Matt and I are in the middle of leading Financial Peace at our church, a class by Dave Ramsey about finances, money, budgeting, and other really cool nerdy stuff (yep, there’s plenty of chances to make lists and charts. For those 90 minutes every week I’M IN HEAVEN). Every week Matt and I sit next to each other with several other couples and watch the lessons on DVD and listen to Dave talk, which is always entertaining as well as educational.
This last week Dave told a story about a friend of his, a man at his church (I’m pretty sure he was talking about himself) who sat down in church next to his wife when they noticed a women crying before the service. The wife went over and asked if everything was ok. The women explained that she was a single mom and just was struggling about what to do- her electricity was about to be cut off on Tuesday and she had run out of options and ideas on what to do to provide for her kids. The man and his wife asked if they could pray for her, and took down her name and address so they could follow up and make sure she was ok. The next day, Dave said, the man went down to the electric company and paid her electric bill for the next year. That woman had no idea who paid it, and her prayers were definitely answered.

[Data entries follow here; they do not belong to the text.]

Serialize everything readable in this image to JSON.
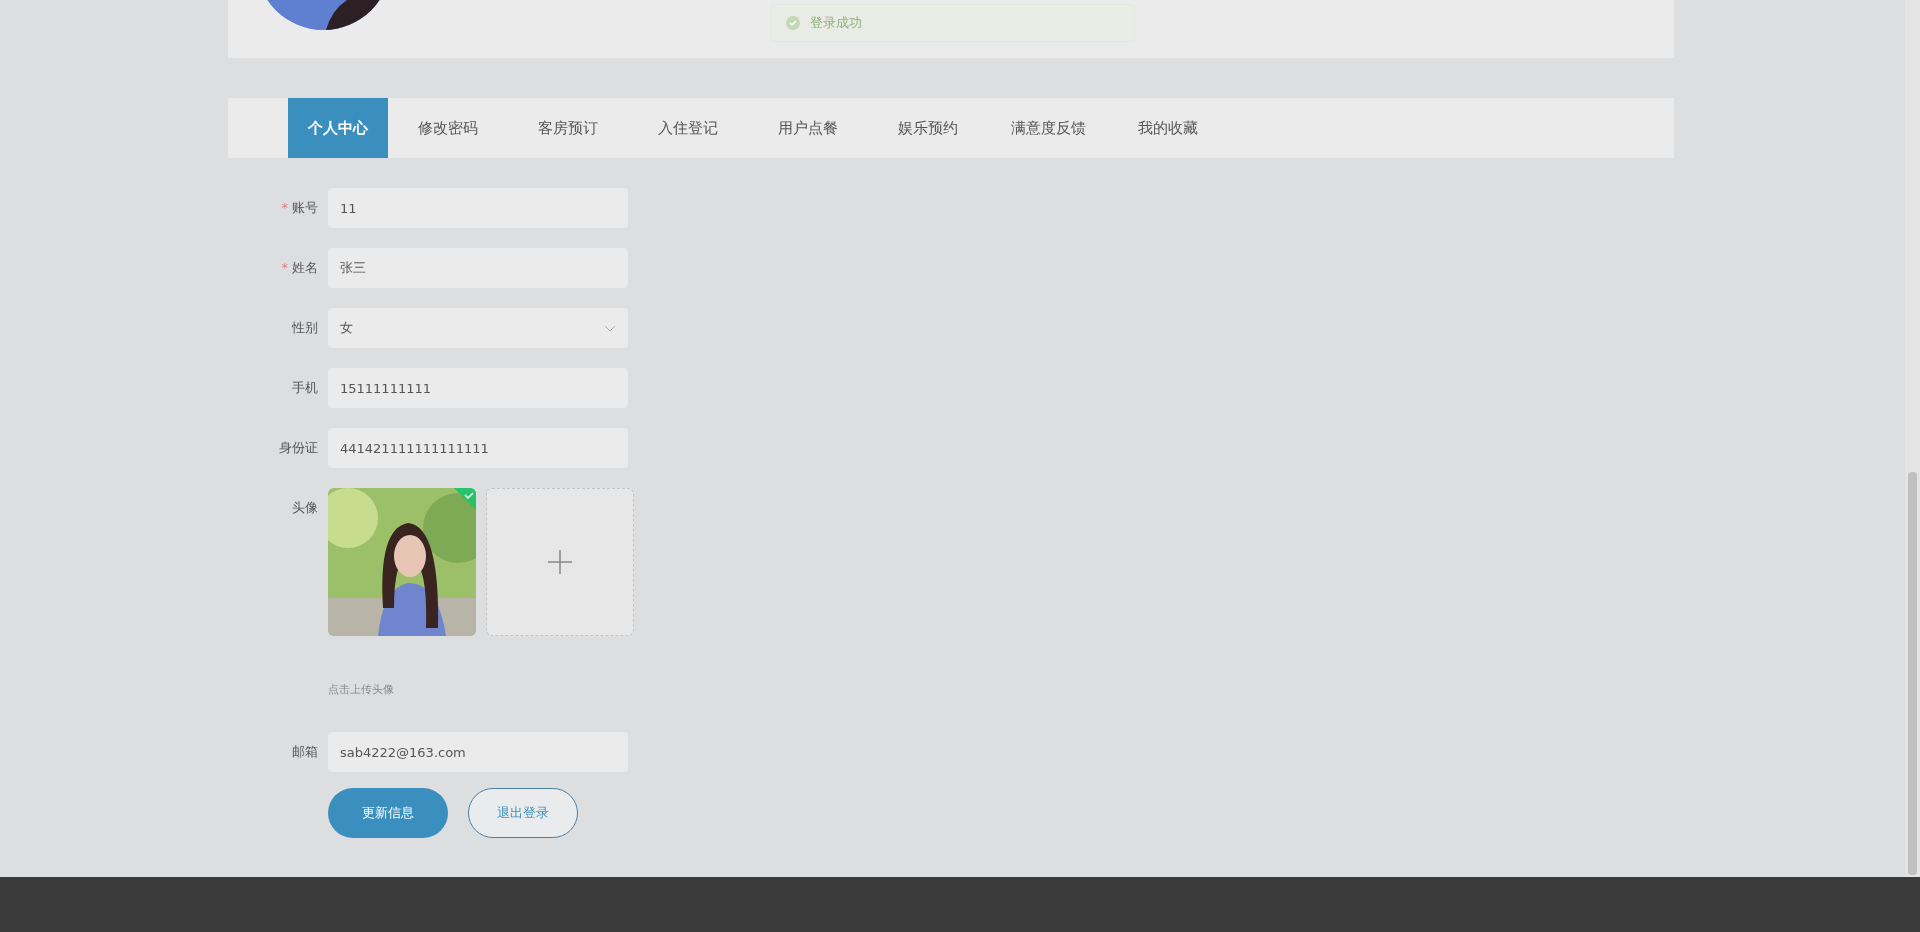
{
  "header": {
    "toast": {
      "text": "登录成功"
    }
  },
  "tabs": [
    {
      "label": "个人中心",
      "selected": true
    },
    {
      "label": "修改密码",
      "selected": false
    },
    {
      "label": "客房预订",
      "selected": false
    },
    {
      "label": "入住登记",
      "selected": false
    },
    {
      "label": "用户点餐",
      "selected": false
    },
    {
      "label": "娱乐预约",
      "selected": false
    },
    {
      "label": "满意度反馈",
      "selected": false
    },
    {
      "label": "我的收藏",
      "selected": false
    }
  ],
  "form": {
    "fields": [
      {
        "kind": "text",
        "mark": "*",
        "label": "账号",
        "value": "11"
      },
      {
        "kind": "text",
        "mark": "*",
        "label": "姓名",
        "value": "张三"
      },
      {
        "kind": "select",
        "label": "性别",
        "value": "女"
      },
      {
        "kind": "text",
        "label": "手机",
        "value": "15111111111"
      },
      {
        "kind": "text",
        "label": "身份证",
        "value": "441421111111111111"
      },
      {
        "label": "头像",
        "uploaded": true,
        "hint": "点击上传头像"
      },
      {
        "kind": "text",
        "label": "邮箱",
        "value": "sab4222@163.com"
      }
    ],
    "buttons": [
      {
        "kind": "primary",
        "label": "更新信息"
      },
      {
        "kind": "outline",
        "label": "退出登录"
      }
    ]
  }
}
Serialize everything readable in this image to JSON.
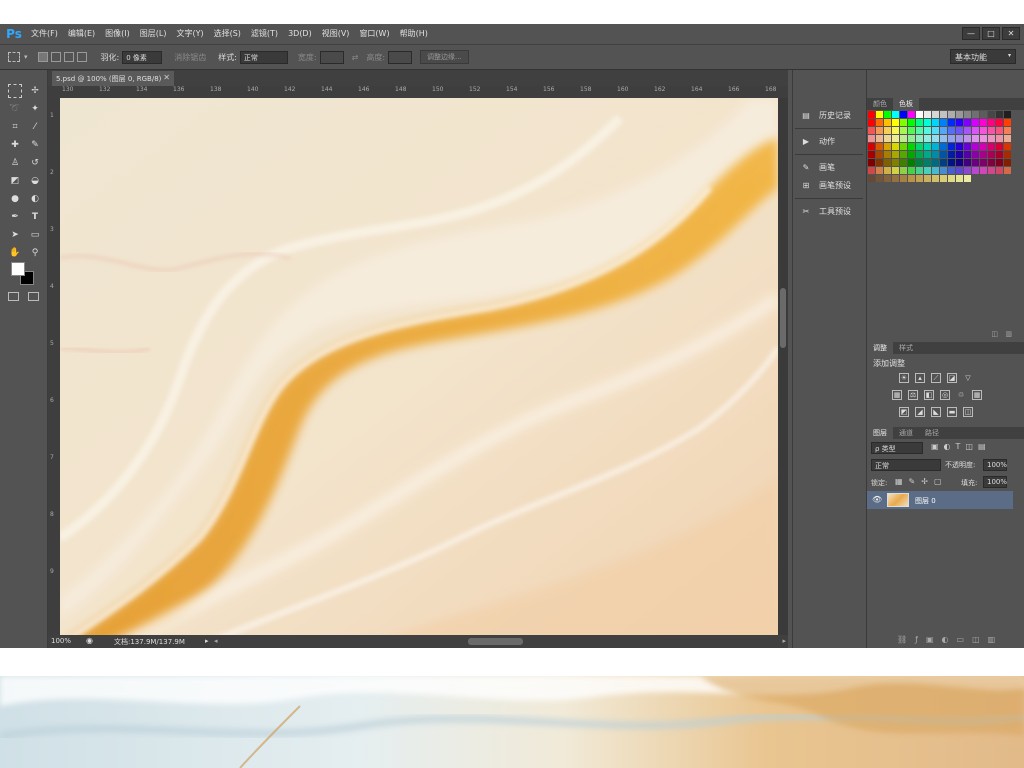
{
  "app": {
    "logo": "Ps"
  },
  "menu": [
    "文件(F)",
    "编辑(E)",
    "图像(I)",
    "图层(L)",
    "文字(Y)",
    "选择(S)",
    "滤镜(T)",
    "3D(D)",
    "视图(V)",
    "窗口(W)",
    "帮助(H)"
  ],
  "window_controls": [
    "—",
    "□",
    "✕"
  ],
  "options": {
    "feather_label": "羽化:",
    "feather_value": "0 像素",
    "antialias_label": "消除锯齿",
    "style_label": "样式:",
    "style_value": "正常",
    "width_label": "宽度:",
    "height_label": "高度:",
    "refine_button": "调整边缘...",
    "workspace": "基本功能"
  },
  "document": {
    "tab_title": "5.psd @ 100% (图层 0, RGB/8)",
    "close": "✕"
  },
  "ruler_top": [
    "130",
    "132",
    "134",
    "136",
    "138",
    "140",
    "142",
    "144",
    "146",
    "148",
    "150",
    "152",
    "154",
    "156",
    "158",
    "160",
    "162",
    "164",
    "166",
    "168"
  ],
  "ruler_left": [
    "1",
    "2",
    "3",
    "4",
    "5",
    "6",
    "7",
    "8",
    "9"
  ],
  "status": {
    "zoom": "100%",
    "doc_info": "文档:137.9M/137.9M"
  },
  "mid_panel": {
    "history": "历史记录",
    "actions": "动作",
    "brush": "画笔",
    "brush_presets": "画笔预设",
    "tool_presets": "工具预设"
  },
  "color_panel": {
    "tabs": [
      "颜色",
      "色板"
    ],
    "active": "色板"
  },
  "adjust_panel": {
    "tabs": [
      "调整",
      "样式"
    ],
    "active": "调整",
    "title": "添加调整"
  },
  "layers_panel": {
    "tabs": [
      "图层",
      "通道",
      "路径"
    ],
    "active": "图层",
    "filter": "ρ 类型",
    "blend_mode": "正常",
    "opacity_label": "不透明度:",
    "opacity_value": "100%",
    "lock_label": "锁定:",
    "fill_label": "填充:",
    "fill_value": "100%",
    "layer_name": "图层 0"
  },
  "icons": [
    "marquee-icon",
    "move-icon",
    "lasso-icon",
    "magic-wand-icon",
    "crop-icon",
    "eyedropper-icon",
    "heal-icon",
    "brush-icon",
    "stamp-icon",
    "history-brush-icon",
    "eraser-icon",
    "bucket-icon",
    "blur-icon",
    "dodge-icon",
    "pen-icon",
    "type-icon",
    "path-select-icon",
    "shape-icon",
    "hand-icon",
    "zoom-icon",
    "eye-icon",
    "gear-icon"
  ]
}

Dave wraps up the lesson by pointing out that you can’t pay someone else’s bill when you’re worried about paying your own, and when you see money as a ministry your priorities change.
That hit Matt and I hard, and we’ve seen these DVDs and taken the class several times by now. This past week we put it into action. We bought a homeless father a meal on Father’s Day and talked to him about his kids in the middle of the parking lot. I bought coffee for the person behind me in line at Starbucks, and gave away things we had bought but didn’t really need. It was little, tiny baby steps, but this past week has honestly been the best week of my life.
Others, people, relationships, loving- that is the most important thing our life. Matt and I are in the middle of adjusting and talking and dreaming together about how to do more like this, how to live out every day by loving others, by using everything we have been assigned to provide and use as a ministry for others. We have some goals and ideas, and I’m excited to see how God is going to use us and continue to actively seek every day to find opportunities to love others. We all have so many resources and opportunities- our finances, our jobs, our free time, our skills, etc. In every area there is opportunity to love.
“Why is now the best time to express love? Because you don’t know how long you will have the opportunity. Circumstances change. People die. Children grow up. You have no guarantee of tomorrow. If you want to express love, you had better do it now.
Knowing that one day you will stand before God, here are some questions you need to consider: How will you explain those times when projects or things were more important to you than people? Who do you need to start spending more time with? What do you need to cut out of your schedule to make that possible? What sacrifices do you need to make?
The best use of life is love. The best expression of love is time. The best time to love is now.”
-Rick Warren, the Purpose Driven Life
My children, our love should not be just words and talk; it must be true love, which shows itself in action.
1 John 3:18